Start of Excerpted records

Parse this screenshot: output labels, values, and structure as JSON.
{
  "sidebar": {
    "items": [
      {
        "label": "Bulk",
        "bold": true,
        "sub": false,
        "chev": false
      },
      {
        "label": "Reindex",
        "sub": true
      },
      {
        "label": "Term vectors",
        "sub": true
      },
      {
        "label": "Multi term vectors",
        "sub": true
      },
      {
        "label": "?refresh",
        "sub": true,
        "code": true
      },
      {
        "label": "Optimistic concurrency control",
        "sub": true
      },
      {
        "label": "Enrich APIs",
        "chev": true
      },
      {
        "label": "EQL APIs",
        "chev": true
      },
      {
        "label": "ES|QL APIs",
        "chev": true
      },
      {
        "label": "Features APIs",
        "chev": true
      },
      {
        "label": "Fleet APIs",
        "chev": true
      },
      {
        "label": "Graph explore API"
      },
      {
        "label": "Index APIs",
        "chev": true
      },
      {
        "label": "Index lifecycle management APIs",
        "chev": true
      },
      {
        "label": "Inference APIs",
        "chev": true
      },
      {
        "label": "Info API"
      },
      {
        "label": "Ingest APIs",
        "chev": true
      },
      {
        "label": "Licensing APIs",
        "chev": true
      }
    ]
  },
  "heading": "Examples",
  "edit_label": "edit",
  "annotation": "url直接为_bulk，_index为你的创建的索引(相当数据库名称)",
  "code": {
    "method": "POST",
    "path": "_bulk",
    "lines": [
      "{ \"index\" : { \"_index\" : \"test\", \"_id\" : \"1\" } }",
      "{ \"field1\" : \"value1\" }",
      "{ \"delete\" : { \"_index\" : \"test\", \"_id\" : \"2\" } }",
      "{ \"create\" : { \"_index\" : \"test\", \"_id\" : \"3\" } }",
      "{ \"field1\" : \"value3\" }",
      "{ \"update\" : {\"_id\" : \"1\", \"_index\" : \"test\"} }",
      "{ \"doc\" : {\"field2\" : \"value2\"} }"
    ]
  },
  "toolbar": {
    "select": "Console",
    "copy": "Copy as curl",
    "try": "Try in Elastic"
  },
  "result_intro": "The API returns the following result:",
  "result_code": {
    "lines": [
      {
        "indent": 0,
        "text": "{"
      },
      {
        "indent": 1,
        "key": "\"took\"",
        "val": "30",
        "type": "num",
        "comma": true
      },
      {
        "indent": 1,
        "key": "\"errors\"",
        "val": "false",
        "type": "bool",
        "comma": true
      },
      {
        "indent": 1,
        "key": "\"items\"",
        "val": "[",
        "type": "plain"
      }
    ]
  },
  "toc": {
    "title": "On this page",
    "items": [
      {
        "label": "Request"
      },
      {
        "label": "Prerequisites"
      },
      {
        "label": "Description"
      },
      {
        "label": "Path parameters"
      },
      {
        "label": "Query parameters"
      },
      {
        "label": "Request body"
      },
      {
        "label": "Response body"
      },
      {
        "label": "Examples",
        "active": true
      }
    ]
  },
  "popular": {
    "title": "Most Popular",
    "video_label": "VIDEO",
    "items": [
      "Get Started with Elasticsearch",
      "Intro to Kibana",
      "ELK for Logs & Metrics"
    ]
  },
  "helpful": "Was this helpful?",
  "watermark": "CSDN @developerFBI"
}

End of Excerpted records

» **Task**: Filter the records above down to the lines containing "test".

» **Answer below**:
      "{ \"index\" : { \"_index\" : \"test\", \"_id\" : \"1\" } }",
      "{ \"delete\" : { \"_index\" : \"test\", \"_id\" : \"2\" } }",
      "{ \"create\" : { \"_index\" : \"test\", \"_id\" : \"3\" } }",
      "{ \"update\" : {\"_id\" : \"1\", \"_index\" : \"test\"} }",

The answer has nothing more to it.